DESCRIPTION OF THE TASK: All of the data below is to be output without alteration.

(SUPPLIED DATA Opens)

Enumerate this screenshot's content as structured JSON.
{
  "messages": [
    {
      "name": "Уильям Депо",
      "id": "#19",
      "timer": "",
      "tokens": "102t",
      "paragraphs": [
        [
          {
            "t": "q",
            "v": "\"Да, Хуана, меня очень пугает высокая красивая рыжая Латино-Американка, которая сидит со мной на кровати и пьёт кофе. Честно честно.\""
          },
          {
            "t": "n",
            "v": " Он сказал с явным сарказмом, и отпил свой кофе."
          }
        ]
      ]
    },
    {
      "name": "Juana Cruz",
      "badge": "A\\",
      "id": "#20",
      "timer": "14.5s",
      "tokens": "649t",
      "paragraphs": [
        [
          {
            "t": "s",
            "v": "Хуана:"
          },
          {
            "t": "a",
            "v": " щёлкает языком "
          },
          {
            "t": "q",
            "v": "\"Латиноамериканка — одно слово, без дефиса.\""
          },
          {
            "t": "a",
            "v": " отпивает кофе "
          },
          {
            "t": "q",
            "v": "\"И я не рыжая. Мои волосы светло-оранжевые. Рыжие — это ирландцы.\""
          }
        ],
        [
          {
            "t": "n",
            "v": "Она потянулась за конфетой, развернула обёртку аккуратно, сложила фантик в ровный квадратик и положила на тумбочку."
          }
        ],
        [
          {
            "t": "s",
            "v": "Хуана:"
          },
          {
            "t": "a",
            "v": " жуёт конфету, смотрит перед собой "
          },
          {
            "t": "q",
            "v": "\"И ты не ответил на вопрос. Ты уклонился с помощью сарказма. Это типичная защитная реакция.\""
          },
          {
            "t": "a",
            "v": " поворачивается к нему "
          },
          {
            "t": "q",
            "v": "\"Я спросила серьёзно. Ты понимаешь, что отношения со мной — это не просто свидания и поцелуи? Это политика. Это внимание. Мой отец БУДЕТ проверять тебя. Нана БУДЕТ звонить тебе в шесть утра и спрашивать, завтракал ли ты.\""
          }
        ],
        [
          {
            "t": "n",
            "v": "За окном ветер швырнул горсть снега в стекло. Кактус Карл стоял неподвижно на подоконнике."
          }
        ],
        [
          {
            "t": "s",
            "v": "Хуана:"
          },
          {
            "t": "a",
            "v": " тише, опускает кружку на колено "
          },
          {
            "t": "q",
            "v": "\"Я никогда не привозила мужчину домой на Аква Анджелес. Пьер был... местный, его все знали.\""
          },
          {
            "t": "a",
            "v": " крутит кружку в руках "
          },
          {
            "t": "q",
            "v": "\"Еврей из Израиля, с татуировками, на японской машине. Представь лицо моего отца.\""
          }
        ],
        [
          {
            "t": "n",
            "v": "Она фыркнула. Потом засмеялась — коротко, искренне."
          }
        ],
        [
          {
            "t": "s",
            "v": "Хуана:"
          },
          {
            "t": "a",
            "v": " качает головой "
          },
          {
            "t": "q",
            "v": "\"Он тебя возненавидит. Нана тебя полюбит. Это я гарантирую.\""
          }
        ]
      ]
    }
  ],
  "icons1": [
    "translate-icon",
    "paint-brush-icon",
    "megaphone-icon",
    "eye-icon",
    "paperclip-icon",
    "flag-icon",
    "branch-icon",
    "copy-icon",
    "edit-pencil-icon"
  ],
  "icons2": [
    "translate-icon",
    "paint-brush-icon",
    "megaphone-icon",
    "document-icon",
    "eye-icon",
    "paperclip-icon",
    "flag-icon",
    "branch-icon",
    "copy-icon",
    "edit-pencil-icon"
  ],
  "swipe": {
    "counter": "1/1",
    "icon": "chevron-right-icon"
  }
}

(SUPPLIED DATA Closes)

RESPONSE TO THIS EXERCISE:
Enumerate this screenshot's content as structured JSON.
{
  "messages": [
    {
      "name": "Уильям Депо",
      "id": "#19",
      "timer": "",
      "tokens": "102t",
      "paragraphs": [
        [
          {
            "t": "q",
            "v": "\"Да, Хуана, меня очень пугает высокая красивая рыжая Латино-Американка, которая сидит со мной на кровати и пьёт кофе. Честно честно.\""
          },
          {
            "t": "n",
            "v": " Он сказал с явным сарказмом, и отпил свой кофе."
          }
        ]
      ]
    },
    {
      "name": "Juana Cruz",
      "badge": "A\\",
      "id": "#20",
      "timer": "14.5s",
      "tokens": "649t",
      "paragraphs": [
        [
          {
            "t": "s",
            "v": "Хуана:"
          },
          {
            "t": "a",
            "v": " щёлкает языком "
          },
          {
            "t": "q",
            "v": "\"Латиноамериканка — одно слово, без дефиса.\""
          },
          {
            "t": "a",
            "v": " отпивает кофе "
          },
          {
            "t": "q",
            "v": "\"И я не рыжая. Мои волосы светло-оранжевые. Рыжие — это ирландцы.\""
          }
        ],
        [
          {
            "t": "n",
            "v": "Она потянулась за конфетой, развернула обёртку аккуратно, сложила фантик в ровный квадратик и положила на тумбочку."
          }
        ],
        [
          {
            "t": "s",
            "v": "Хуана:"
          },
          {
            "t": "a",
            "v": " жуёт конфету, смотрит перед собой "
          },
          {
            "t": "q",
            "v": "\"И ты не ответил на вопрос. Ты уклонился с помощью сарказма. Это типичная защитная реакция.\""
          },
          {
            "t": "a",
            "v": " поворачивается к нему "
          },
          {
            "t": "q",
            "v": "\"Я спросила серьёзно. Ты понимаешь, что отношения со мной — это не просто свидания и поцелуи? Это политика. Это внимание. Мой отец БУДЕТ проверять тебя. Нана БУДЕТ звонить тебе в шесть утра и спрашивать, завтракал ли ты.\""
          }
        ],
        [
          {
            "t": "n",
            "v": "За окном ветер швырнул горсть снега в стекло. Кактус Карл стоял неподвижно на подоконнике."
          }
        ],
        [
          {
            "t": "s",
            "v": "Хуана:"
          },
          {
            "t": "a",
            "v": " тише, опускает кружку на колено "
          },
          {
            "t": "q",
            "v": "\"Я никогда не привозила мужчину домой на Аква Анджелес. Пьер был... местный, его все знали.\""
          },
          {
            "t": "a",
            "v": " крутит кружку в руках "
          },
          {
            "t": "q",
            "v": "\"Еврей из Израиля, с татуировками, на японской машине. Представь лицо моего отца.\""
          }
        ],
        [
          {
            "t": "n",
            "v": "Она фыркнула. Потом засмеялась — коротко, искренне."
          }
        ],
        [
          {
            "t": "s",
            "v": "Хуана:"
          },
          {
            "t": "a",
            "v": " качает головой "
          },
          {
            "t": "q",
            "v": "\"Он тебя возненавидит. Нана тебя полюбит. Это я гарантирую.\""
          }
        ]
      ]
    }
  ],
  "icons1": [
    "translate-icon",
    "paint-brush-icon",
    "megaphone-icon",
    "eye-icon",
    "paperclip-icon",
    "flag-icon",
    "branch-icon",
    "copy-icon",
    "edit-pencil-icon"
  ],
  "icons2": [
    "translate-icon",
    "paint-brush-icon",
    "megaphone-icon",
    "document-icon",
    "eye-icon",
    "paperclip-icon",
    "flag-icon",
    "branch-icon",
    "copy-icon",
    "edit-pencil-icon"
  ],
  "swipe": {
    "counter": "1/1",
    "icon": "chevron-right-icon"
  }
}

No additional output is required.